> _Problem statement_:
All of the data needs to come back exactly as written.

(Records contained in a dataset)
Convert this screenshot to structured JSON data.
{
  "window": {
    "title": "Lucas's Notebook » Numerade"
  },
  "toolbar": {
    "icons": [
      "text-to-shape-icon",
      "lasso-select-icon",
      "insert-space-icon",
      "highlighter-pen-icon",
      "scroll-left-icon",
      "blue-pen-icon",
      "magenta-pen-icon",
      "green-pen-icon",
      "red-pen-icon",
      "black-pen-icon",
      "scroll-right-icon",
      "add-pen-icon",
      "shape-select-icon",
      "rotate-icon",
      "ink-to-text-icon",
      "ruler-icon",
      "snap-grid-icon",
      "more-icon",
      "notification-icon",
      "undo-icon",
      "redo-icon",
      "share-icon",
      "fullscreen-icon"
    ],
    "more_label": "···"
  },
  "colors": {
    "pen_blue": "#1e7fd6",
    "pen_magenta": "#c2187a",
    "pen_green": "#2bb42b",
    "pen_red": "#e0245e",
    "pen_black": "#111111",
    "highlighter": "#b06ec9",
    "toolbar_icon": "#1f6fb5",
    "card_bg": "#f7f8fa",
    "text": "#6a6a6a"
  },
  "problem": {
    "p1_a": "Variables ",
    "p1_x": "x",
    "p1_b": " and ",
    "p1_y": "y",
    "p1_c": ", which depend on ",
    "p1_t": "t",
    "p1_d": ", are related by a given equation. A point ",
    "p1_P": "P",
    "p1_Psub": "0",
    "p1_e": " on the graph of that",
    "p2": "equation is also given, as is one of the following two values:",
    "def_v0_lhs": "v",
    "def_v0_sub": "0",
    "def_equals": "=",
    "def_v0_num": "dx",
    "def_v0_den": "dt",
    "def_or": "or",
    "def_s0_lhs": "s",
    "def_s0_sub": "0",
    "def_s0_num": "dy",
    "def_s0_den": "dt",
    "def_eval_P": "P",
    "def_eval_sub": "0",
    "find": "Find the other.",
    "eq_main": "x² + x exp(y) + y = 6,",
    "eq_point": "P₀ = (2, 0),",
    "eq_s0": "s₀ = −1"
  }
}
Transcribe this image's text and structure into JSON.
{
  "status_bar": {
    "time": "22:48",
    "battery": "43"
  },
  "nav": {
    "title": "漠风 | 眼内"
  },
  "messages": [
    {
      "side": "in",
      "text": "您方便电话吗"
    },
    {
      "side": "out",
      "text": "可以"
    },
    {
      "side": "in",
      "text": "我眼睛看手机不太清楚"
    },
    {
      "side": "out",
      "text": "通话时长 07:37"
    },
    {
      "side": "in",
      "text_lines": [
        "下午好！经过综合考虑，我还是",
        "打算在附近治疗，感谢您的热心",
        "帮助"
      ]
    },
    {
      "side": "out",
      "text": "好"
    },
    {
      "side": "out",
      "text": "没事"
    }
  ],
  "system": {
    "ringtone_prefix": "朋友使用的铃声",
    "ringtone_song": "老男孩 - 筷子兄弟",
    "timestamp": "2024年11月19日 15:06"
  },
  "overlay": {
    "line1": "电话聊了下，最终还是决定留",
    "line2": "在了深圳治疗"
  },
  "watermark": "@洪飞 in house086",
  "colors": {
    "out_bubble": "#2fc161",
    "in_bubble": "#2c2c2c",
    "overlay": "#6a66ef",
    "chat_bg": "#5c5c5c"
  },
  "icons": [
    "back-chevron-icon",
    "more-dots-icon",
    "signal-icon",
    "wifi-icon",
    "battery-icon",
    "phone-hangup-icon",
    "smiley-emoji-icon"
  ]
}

> _Answer section_:
Convert this screenshot to structured JSON data.
{
  "window": {
    "title": "Lucas's Notebook » Numerade"
  },
  "toolbar": {
    "icons": [
      "text-to-shape-icon",
      "lasso-select-icon",
      "insert-space-icon",
      "highlighter-pen-icon",
      "scroll-left-icon",
      "blue-pen-icon",
      "magenta-pen-icon",
      "green-pen-icon",
      "red-pen-icon",
      "black-pen-icon",
      "scroll-right-icon",
      "add-pen-icon",
      "shape-select-icon",
      "rotate-icon",
      "ink-to-text-icon",
      "ruler-icon",
      "snap-grid-icon",
      "more-icon",
      "notification-icon",
      "undo-icon",
      "redo-icon",
      "share-icon",
      "fullscreen-icon"
    ],
    "more_label": "···"
  },
  "colors": {
    "pen_blue": "#1e7fd6",
    "pen_magenta": "#c2187a",
    "pen_green": "#2bb42b",
    "pen_red": "#e0245e",
    "pen_black": "#111111",
    "highlighter": "#b06ec9",
    "toolbar_icon": "#1f6fb5",
    "card_bg": "#f7f8fa",
    "text": "#6a6a6a"
  },
  "problem": {
    "p1_a": "Variables ",
    "p1_x": "x",
    "p1_b": " and ",
    "p1_y": "y",
    "p1_c": ", which depend on ",
    "p1_t": "t",
    "p1_d": ", are related by a given equation. A point ",
    "p1_P": "P",
    "p1_Psub": "0",
    "p1_e": " on the graph of that",
    "p2": "equation is also given, as is one of the following two values:",
    "def_v0_lhs": "v",
    "def_v0_sub": "0",
    "def_equals": "=",
    "def_v0_num": "dx",
    "def_v0_den": "dt",
    "def_or": "or",
    "def_s0_lhs": "s",
    "def_s0_sub": "0",
    "def_s0_num": "dy",
    "def_s0_den": "dt",
    "def_eval_P": "P",
    "def_eval_sub": "0",
    "find": "Find the other.",
    "eq_main": "x² + x exp(y) + y = 6,",
    "eq_point": "P₀ = (2, 0),",
    "eq_s0": "s₀ = −1"
  }
}
Transcribe this image's text and structure into JSON.
{
  "status_bar": {
    "time": "22:48",
    "battery": "43"
  },
  "nav": {
    "title": "漠风 | 眼内"
  },
  "messages": [
    {
      "side": "in",
      "text": "您方便电话吗"
    },
    {
      "side": "out",
      "text": "可以"
    },
    {
      "side": "in",
      "text": "我眼睛看手机不太清楚"
    },
    {
      "side": "out",
      "text": "通话时长 07:37"
    },
    {
      "side": "in",
      "text_lines": [
        "下午好！经过综合考虑，我还是",
        "打算在附近治疗，感谢您的热心",
        "帮助"
      ]
    },
    {
      "side": "out",
      "text": "好"
    },
    {
      "side": "out",
      "text": "没事"
    }
  ],
  "system": {
    "ringtone_prefix": "朋友使用的铃声",
    "ringtone_song": "老男孩 - 筷子兄弟",
    "timestamp": "2024年11月19日 15:06"
  },
  "overlay": {
    "line1": "电话聊了下，最终还是决定留",
    "line2": "在了深圳治疗"
  },
  "watermark": "@洪飞 in house086",
  "colors": {
    "out_bubble": "#2fc161",
    "in_bubble": "#2c2c2c",
    "overlay": "#6a66ef",
    "chat_bg": "#5c5c5c"
  },
  "icons": [
    "back-chevron-icon",
    "more-dots-icon",
    "signal-icon",
    "wifi-icon",
    "battery-icon",
    "phone-hangup-icon",
    "smiley-emoji-icon"
  ]
}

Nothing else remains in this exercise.